By: Rylee Marron
The internet will never be erased. The content that we all create whether it’s published or saved anywhere can always be found. Our old embarrassing MySpace profiles can come back to haunt us. Our selfies can show up with a fast search. But what about our public thoughts?
Comedian Kevin Hart, 39, recently experienced the troubles that come with Tweeting your thoughts. Deleted or not, the “Twitter mafia” found their way to callout Hart. Once he was nominated to be the 2019 Oscars host, he said to be his biggest dream of his on Ellen, Hart’s tweets that appeared to be homophobic and insensitive rose to the occasion. On December 4 2018, Benjamin Lee (@benfraserlee) quoted Hart’s tweet to call him out.

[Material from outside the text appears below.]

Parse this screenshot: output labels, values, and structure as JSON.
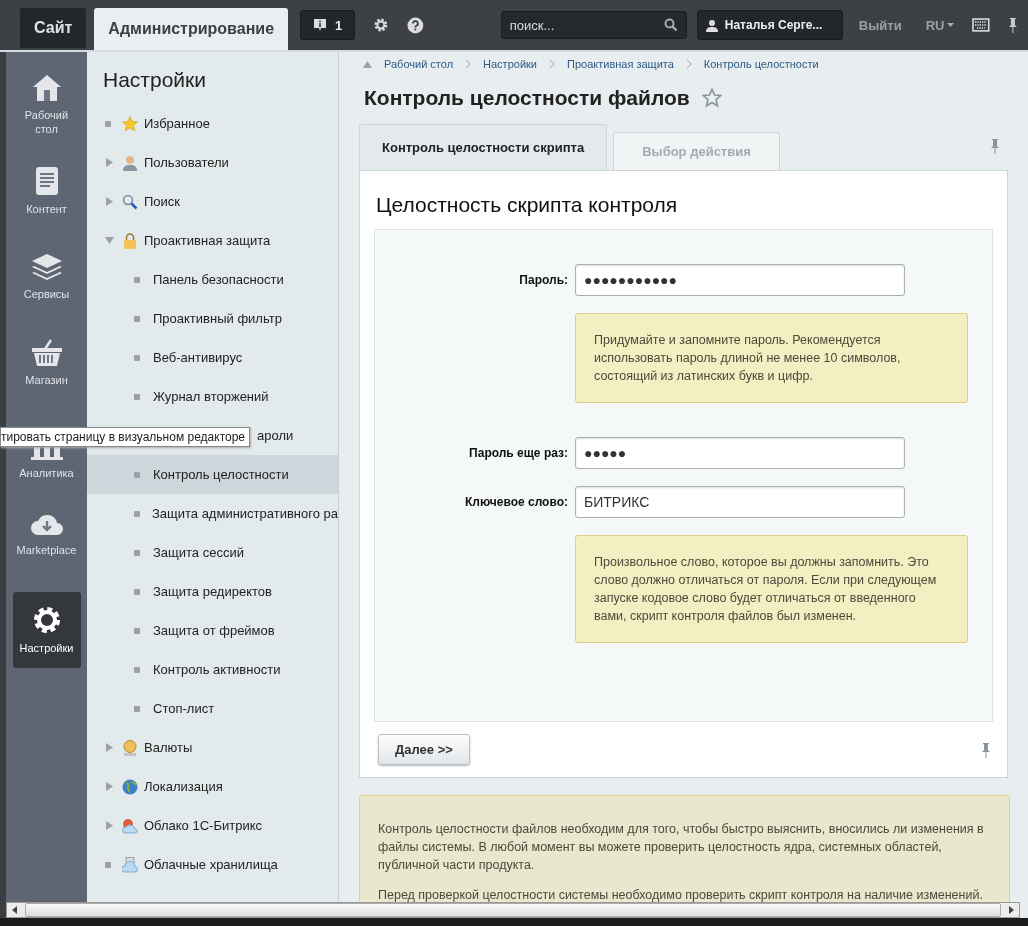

Hart quickly began to delete the tweets but it was too late. The Twitter Mafia had already
“In his initial response hours before stepping down, Mr. Hart did not apologize. ‘Guys, I’m almost 40 years old,’ he said in a video. ‘If you don’t believe that people change, grow, evolve as they get older, I don’t know what to tell you. If you want to hold people in a position where they always have to justify or explain the past, then do you. I’m the wrong guy, man. I’m in a great place. A great mature place where all I do is spread positivity.’
Six hours later, he seemed to reconsider that response.
‘I have made the choice to step down from hosting this year’s Oscar’s,’ he wrote on Twitter. ‘This is because I do not want to be a distraction on a night that should be celebrated by so many amazing talented artists. I sincerely apologize to the LGBTQ community for my insensitive words from my past.’
Since then, there has been a lot of back and forth on people’s stance on Hart. Jonathan Van Ness, Netflix Queer Eye star, pointed out that he never fully apologized to the LGBTQ community.
About a month later after the homophobic tweet resurfaced, Ellen DeGeneres openly forgave Hart for the comments and said she believes in him. DeGeneres was one of the first open lesbians in Hollywood.
DeGeneres said he believes in second chances and that Hart deserves one.
So, the discussion goes back to our lecture in class about the “mafia” and ultimately bullying on both ends. Did Hart deserve the backlash and should pay his dues? Or should we forgive a man for tweets from 2011?
The internet mafia is in full force. Who knows who is next.